Folks gathered in downtown Boulder for a free breakfast (complete with French Toast!) provided by the local chapter of Food Not Bombs. The community bike ride, which included a large contingent of children and families, occupied major east-west thoroughfares as we made the 5 mile trek to the Valmont Coal Plant, located east of town. Small teams of bikers carefully managed traffic in the intersections to ensure the safe passage of everyone on the bike ride, as folks enjoyed chants, small talk and a beautiful summer day.
After roughly an hour of pedaling from downtown Boulder, we arrived at the Valmont Coal Plant in high spirits. Community members started to turn over soil to prepare the ground for planting, while others erected signs reading “Our Power Our Future Our Choice”, “Planting a Clean Future”, and “Coal Plant in Transition.” We then planted sunflowers at the gates of the coal plant, to begin the transition away from dirty fossil fuels in our community. Sunflowers are useful in the soil remediation process, as they are able to extract arsenic and other coal-plant pollutants, out of the soil. They are also an example of a natural, sustainable and community-scale solution to the problems associated with coal and other fossil fuels.
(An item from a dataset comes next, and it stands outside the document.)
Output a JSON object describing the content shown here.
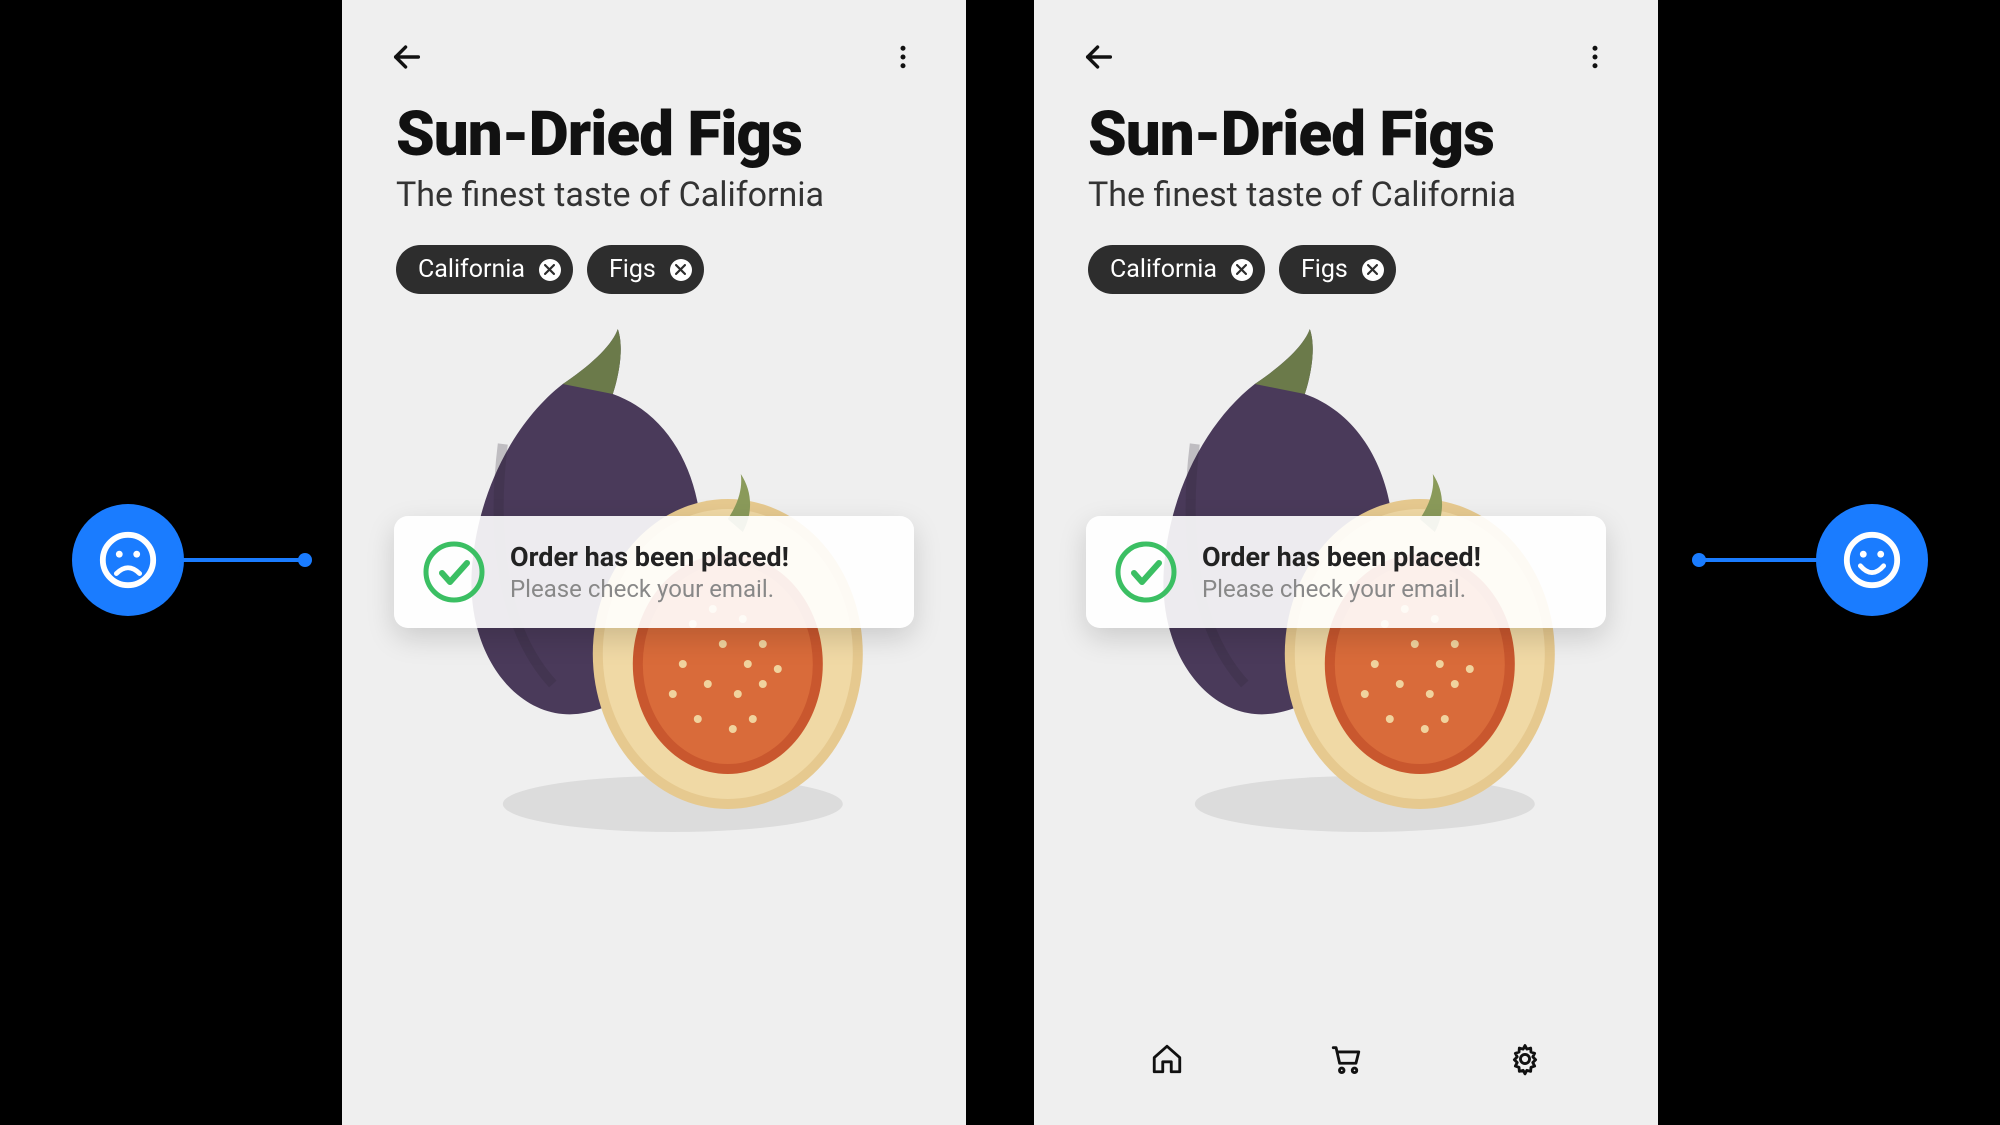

Thanks to much community involvement, Boulder is well on its way to cutting its ties with Xcel Energy, a Minnesota-based, monopoly utility company that generates 90% of its electricity from fossil fuels. A ballot measure passed by a large margin last November allowed the city to take the first steps toward creating a publicly-owned municipal utility. This November, voters will have the opportunity to establish a municipal utility. Such a change would enable democratic decision-making over the source of our electricity, dramatically expand locally-generated renewable energy and — in tandem with efforts to expand the production of local food — help create a thriving and sustainable local community.
Solidarity to Tim DeChristopher and all our Rocky Mountain comrades from Utah to Montana.